Palo Alto’s Unit 42 just dropped a new report on BEC scams – business email compromise is one of the most common ways scammers ravage organizations, with an average wire fraud attempt of $567,000 with an uptick of $6 million.
A new report from Palo Alto’s threat research team Unit 42 shows that BEC (business email compromise) keeps scamming victims out of thousands (and sometimes millions) of dollars.
BEC Scams Caused $1.87 Billion Losses in 2020
The research team analyzed hundreds of BEC cases and found that the average wire transfer fraud attempt was $567,000, with the highest shooting up to $6 million. In addition, since the beginning of 2020, Unit 42 experts discovered that a crushing 89% of business email compromise victims had multi-factor authentication disabled.
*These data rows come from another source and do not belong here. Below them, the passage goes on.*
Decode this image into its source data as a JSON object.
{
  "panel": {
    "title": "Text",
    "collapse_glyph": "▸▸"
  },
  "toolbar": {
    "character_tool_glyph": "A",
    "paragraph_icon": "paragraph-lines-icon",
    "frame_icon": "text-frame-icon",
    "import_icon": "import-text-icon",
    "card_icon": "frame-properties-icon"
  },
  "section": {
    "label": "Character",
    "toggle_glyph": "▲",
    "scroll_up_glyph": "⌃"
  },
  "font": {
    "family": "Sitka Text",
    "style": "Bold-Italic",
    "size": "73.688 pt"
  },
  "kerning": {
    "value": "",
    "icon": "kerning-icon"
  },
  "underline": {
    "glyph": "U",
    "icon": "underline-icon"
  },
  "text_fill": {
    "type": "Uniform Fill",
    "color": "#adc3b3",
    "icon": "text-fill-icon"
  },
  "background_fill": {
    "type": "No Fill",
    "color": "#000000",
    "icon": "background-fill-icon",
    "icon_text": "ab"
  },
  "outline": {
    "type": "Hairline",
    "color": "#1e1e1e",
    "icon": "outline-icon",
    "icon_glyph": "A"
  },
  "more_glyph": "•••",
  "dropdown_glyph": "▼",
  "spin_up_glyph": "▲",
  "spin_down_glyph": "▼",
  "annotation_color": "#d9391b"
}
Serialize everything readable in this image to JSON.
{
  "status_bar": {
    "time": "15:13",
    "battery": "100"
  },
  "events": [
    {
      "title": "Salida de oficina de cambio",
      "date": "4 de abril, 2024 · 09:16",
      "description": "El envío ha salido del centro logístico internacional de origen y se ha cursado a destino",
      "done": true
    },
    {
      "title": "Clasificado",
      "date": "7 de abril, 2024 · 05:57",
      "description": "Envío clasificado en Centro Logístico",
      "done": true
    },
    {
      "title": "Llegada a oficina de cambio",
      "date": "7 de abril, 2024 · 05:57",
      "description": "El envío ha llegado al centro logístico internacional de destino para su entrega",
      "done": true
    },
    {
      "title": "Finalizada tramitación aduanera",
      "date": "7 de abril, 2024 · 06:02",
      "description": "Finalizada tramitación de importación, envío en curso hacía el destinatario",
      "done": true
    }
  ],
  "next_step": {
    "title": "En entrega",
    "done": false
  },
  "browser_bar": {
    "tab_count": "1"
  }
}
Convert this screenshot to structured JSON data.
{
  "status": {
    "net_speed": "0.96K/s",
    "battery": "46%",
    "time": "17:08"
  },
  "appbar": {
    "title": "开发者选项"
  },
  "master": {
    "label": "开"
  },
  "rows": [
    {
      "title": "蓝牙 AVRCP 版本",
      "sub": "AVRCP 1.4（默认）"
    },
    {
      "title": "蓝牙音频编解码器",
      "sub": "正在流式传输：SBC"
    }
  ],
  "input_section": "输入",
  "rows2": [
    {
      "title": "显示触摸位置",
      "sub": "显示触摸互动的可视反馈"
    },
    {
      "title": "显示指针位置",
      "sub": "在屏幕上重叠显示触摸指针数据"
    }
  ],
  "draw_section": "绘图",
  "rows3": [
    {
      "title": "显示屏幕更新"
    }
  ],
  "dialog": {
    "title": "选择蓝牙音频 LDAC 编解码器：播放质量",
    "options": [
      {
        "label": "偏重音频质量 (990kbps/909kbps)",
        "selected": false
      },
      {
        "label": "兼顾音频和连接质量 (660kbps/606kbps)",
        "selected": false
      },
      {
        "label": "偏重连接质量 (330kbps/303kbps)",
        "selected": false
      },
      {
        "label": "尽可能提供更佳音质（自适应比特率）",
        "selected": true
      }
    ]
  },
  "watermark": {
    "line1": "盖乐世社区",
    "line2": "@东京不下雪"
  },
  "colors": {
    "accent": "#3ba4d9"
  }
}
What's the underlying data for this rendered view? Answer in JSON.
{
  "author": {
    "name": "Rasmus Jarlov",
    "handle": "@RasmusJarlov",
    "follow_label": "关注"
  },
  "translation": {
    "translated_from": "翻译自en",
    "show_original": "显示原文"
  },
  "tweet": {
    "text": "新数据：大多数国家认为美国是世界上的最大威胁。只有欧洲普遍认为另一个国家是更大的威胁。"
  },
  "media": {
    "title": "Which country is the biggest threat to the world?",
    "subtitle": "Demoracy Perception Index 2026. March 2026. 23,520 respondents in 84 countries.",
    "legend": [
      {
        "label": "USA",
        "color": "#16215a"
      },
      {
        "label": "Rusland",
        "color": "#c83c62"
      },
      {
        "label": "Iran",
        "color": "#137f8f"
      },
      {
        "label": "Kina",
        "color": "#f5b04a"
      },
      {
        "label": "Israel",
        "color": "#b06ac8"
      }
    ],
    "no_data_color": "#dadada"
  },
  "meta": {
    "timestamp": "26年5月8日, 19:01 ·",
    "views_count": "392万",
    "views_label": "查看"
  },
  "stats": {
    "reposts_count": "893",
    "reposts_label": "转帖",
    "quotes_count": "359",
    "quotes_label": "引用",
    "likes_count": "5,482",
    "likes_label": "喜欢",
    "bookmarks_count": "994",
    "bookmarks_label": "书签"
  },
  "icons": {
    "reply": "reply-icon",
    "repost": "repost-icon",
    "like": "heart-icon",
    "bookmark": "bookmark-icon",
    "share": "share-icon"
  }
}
The FBI often refers to this type of fraud as one of the most profitable and reported that it caused damages worth $1.87 billion last year. However, researchers also found that victims often avoid going public about such attacks, as this can damage their reputation, making BEC scams a silent, dangerous threat.
Bombarding Employees With Phishing Emails
Palo Alto said that its researchers spend thousands of hours investigating BEC scams, “combing through logs to identify unauthorized activity, determine how unauthorized access occurred and find security gaps that need to be addressed.”
“Attackers targeted hundreds of employees at an insurance company with phishing emails. These emails led to an attempt to get login credentials through spoofed Microsoft 365 email login pages that looked identical to legitimate ones set up by that firm. The attackers succeeded in gaining access to a few of those accounts, which belonged to employees who hadn’t set up MFA, which led in turn to gaining access to sensitive data on an internal Sharepoint site,” wrote Unit 42 researchers Jenna Garbett and Sama Manchanda.
“Attackers gained access to the email accounts of two employees at one client organization that failed to disable legacy authentication for synchronizing email boxes via IMAP4 and POP3. That gave the threat actors access to everything in both mailboxes for over a month, enabling them to collect personally identifiable information (PII) from the victims’ contacts. This is one of the most common ways of bypassing MFA, especially in hybrid environments that have legitimate use for legacy protocols.”
Unit 42 provided other examples, one of which included scammers who “compromised multiple users at a job placement agency, then used those accounts to circulate job postings that asked recipients to provide personal data.”
Researchers said that they put in place protocols that moved all responses to hidden folders and forwarded them to an external account. The blog post writes that most email services offer many options for implementing multi-factor authentication.
Sometimes, MFA Is Not enough
Unit 42 used the story of a US financial services firm CEO as a cautionary tale.
“His iPhone kept pinging him with MFA requests to access his email, interrupting him on a day packed with customer meetings. He was annoyed by the intrusion, figuring it was some kind of system error, and rejected each request so he could focus on work. He thought it was over when the requests stopped,” Garbett and Manchanda wrote.
“Months later, however, he learned he had mistakenly authorized one of those many requests, unknowingly granting an attacker unfettered access to his email. He learned about the compromise when his bank flagged suspicious wire transfers totaling nearly $1 million, and our investigation uncovered the exposure of data belonging to the company, its employees, and clients.”
The report says that the organization recovered the stolen money. However, incidents like this one are still costly from a reputational point of view and the resources needed to remediate the problem.
BEC – Costlier Than Ransomware?
Jen Miller-Osborn, deputy director of threat intelligence for Unit 42, said their initial intention was to investigate the rise of ransomware, which eventually led them to dig deeper into BEC scams, as the damages are “orders of magnitude higher than ransomware.”
“Similar to ransomware, we’re seeing an increasing number of attackers getting into BEC, and we’re also seeing it mature into — like Ransomware-as-a-service — BEC-as-a-service. They’re becoming more tech-savvy. They’ve been in the commodity space and are starting to include publicly disclosed vulnerabilities. They’re becoming more professional.”
Attackers are actively exploiting LinkedIn and other websites to gather data for BEC scams.
She explained that companies can prevent BEC scams with proper security awareness training, enforced MFA, legacy authentication controls, account permissions, audit logging, and event supervision.
“With everyone working remotely, there are people who may not have gotten into BEC before who now, just like ransomware, they decided to shift into to make money. And I think the issues that we see with how difficult it is to stop these ransomware campaigns effectively also points to how difficult it is for BEC, or even harder because BEC involves a lot of social engineering components that you don’t typically see with other attacks,” she said.
“They’ll actually get on the phone and call people and try to get them to do things. They have money mules in other countries to help them move the money around. It’s a lot more people-based, and in many cases, a lot of BEC scams don’t involve any malware, so there’s nothing that you could have seen. Nothing malicious attached to phishing emails. There was nothing a firewall or endpoint could have detected.”